_About this task_: From the records below, copy every line that contains the word "WizTree".

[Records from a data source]
+++

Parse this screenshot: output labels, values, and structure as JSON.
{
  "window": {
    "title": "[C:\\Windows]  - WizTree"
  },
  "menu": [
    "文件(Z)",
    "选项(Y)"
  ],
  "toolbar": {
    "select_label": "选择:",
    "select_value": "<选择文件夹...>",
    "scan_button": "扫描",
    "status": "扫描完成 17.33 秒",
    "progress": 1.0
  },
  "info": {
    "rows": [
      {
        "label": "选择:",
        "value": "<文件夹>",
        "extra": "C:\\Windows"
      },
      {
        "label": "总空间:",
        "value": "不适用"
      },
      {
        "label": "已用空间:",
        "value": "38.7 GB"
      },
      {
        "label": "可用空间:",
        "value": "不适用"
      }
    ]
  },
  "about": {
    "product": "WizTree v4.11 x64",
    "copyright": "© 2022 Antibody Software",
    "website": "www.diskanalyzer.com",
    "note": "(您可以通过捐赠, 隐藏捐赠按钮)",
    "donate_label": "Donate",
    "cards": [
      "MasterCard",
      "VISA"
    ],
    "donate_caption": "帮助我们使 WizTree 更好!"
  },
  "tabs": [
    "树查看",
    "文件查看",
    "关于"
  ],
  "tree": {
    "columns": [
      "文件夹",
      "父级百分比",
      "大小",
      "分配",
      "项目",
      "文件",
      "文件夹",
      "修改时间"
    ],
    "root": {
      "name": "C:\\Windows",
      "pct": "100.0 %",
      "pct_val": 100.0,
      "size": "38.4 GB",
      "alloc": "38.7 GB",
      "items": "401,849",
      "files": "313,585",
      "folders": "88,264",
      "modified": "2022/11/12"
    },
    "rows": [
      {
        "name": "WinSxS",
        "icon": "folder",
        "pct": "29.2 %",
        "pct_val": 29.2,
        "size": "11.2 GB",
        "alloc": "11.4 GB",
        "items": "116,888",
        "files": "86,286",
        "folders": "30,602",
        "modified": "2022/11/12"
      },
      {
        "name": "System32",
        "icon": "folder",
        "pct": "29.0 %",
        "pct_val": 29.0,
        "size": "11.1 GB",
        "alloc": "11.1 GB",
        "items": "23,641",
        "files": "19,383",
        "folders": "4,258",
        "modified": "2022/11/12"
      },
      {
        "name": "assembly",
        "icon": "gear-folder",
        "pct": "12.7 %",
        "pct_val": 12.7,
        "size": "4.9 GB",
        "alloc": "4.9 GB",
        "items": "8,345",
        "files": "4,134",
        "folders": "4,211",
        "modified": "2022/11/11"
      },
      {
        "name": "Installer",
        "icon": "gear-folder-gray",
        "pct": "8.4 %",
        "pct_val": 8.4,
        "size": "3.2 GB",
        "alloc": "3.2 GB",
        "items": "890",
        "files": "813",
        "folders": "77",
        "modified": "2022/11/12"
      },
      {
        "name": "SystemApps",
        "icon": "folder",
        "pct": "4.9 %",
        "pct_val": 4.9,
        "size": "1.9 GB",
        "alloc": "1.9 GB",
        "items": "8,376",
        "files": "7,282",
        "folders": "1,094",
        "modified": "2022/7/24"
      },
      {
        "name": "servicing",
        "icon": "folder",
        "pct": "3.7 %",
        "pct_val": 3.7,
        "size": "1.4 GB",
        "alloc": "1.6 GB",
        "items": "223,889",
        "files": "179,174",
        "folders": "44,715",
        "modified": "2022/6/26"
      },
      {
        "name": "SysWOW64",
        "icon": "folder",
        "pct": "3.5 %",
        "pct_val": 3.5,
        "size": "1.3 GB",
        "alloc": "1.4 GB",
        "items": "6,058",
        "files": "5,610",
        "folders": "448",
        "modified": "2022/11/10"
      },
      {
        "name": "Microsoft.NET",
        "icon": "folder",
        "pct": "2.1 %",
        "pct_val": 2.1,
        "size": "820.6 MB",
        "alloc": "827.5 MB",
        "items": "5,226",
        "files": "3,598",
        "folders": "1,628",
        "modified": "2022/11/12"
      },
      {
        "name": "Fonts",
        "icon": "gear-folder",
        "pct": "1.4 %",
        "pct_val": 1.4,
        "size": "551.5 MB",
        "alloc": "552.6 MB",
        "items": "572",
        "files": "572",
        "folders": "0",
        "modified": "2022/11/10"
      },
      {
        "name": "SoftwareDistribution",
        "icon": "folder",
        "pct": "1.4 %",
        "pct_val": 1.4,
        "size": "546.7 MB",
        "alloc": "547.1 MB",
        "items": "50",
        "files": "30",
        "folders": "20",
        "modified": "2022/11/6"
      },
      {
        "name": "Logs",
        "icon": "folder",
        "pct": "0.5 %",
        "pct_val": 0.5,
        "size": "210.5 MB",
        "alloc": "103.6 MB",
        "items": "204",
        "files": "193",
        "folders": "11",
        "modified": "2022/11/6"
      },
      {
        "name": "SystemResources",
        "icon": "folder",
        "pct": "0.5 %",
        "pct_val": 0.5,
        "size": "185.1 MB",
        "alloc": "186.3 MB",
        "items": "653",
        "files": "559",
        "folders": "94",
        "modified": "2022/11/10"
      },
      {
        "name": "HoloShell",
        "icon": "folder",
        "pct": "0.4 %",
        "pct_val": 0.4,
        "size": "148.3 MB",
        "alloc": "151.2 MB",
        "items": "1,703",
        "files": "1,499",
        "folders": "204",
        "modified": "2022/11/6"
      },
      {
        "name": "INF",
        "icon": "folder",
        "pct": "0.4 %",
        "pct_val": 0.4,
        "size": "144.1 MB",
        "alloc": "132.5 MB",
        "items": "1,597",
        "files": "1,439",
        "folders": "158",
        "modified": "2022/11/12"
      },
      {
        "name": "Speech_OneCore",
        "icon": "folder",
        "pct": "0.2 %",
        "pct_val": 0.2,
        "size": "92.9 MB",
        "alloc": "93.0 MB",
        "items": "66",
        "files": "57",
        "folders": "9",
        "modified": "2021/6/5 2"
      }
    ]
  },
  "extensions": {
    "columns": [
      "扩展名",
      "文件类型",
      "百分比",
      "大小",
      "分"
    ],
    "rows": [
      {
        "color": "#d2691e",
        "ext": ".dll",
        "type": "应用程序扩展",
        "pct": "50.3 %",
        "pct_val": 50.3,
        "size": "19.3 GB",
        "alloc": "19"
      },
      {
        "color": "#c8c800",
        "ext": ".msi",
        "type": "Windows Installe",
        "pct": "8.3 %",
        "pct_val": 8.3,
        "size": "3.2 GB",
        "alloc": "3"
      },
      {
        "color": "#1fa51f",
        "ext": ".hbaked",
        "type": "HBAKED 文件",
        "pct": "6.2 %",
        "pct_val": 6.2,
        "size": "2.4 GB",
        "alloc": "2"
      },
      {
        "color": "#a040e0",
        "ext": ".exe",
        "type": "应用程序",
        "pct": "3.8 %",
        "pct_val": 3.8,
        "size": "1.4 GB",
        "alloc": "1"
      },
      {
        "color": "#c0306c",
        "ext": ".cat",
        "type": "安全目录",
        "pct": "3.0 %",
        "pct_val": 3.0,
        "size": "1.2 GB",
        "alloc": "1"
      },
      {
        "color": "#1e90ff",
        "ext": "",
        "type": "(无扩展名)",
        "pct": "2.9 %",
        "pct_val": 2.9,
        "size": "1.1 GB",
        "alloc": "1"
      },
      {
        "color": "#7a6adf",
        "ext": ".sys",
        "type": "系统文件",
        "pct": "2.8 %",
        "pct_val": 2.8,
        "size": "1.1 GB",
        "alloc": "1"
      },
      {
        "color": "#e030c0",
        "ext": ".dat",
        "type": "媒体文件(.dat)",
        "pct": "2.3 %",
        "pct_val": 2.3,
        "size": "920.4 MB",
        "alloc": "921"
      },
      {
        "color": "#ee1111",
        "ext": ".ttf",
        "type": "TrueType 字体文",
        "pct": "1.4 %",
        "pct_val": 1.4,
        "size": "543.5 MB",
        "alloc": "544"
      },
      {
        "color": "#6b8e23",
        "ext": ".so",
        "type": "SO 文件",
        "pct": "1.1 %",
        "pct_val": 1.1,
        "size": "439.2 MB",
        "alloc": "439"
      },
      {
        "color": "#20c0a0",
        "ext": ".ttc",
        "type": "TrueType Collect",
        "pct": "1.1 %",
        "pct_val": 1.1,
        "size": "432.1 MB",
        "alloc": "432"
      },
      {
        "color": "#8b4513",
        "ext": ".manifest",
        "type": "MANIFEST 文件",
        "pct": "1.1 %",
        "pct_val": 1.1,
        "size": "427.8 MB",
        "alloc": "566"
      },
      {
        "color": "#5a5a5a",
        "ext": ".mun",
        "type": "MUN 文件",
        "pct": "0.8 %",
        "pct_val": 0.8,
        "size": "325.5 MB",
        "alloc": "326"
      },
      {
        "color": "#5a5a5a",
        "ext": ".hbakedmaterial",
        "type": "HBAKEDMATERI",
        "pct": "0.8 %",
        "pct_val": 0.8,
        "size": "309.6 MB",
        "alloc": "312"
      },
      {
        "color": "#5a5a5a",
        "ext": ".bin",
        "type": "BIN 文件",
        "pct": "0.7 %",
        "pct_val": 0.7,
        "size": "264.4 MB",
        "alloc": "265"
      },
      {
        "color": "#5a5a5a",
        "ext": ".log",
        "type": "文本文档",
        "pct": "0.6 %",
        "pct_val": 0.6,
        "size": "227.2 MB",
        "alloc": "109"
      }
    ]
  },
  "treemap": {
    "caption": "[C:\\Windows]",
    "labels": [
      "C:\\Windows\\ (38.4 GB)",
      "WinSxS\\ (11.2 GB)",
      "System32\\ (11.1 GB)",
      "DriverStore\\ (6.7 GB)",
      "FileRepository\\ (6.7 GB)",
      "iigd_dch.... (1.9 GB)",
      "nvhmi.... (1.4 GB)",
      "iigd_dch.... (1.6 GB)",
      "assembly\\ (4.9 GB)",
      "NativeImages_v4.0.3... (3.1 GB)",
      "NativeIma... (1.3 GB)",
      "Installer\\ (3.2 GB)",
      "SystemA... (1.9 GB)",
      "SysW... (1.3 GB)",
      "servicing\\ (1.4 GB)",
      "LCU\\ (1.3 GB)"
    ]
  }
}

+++

_Result_:
    "title": "[C:\\Windows]  - WizTree"
    "product": "WizTree v4.11 x64",
    "donate_caption": "帮助我们使 WizTree 更好!"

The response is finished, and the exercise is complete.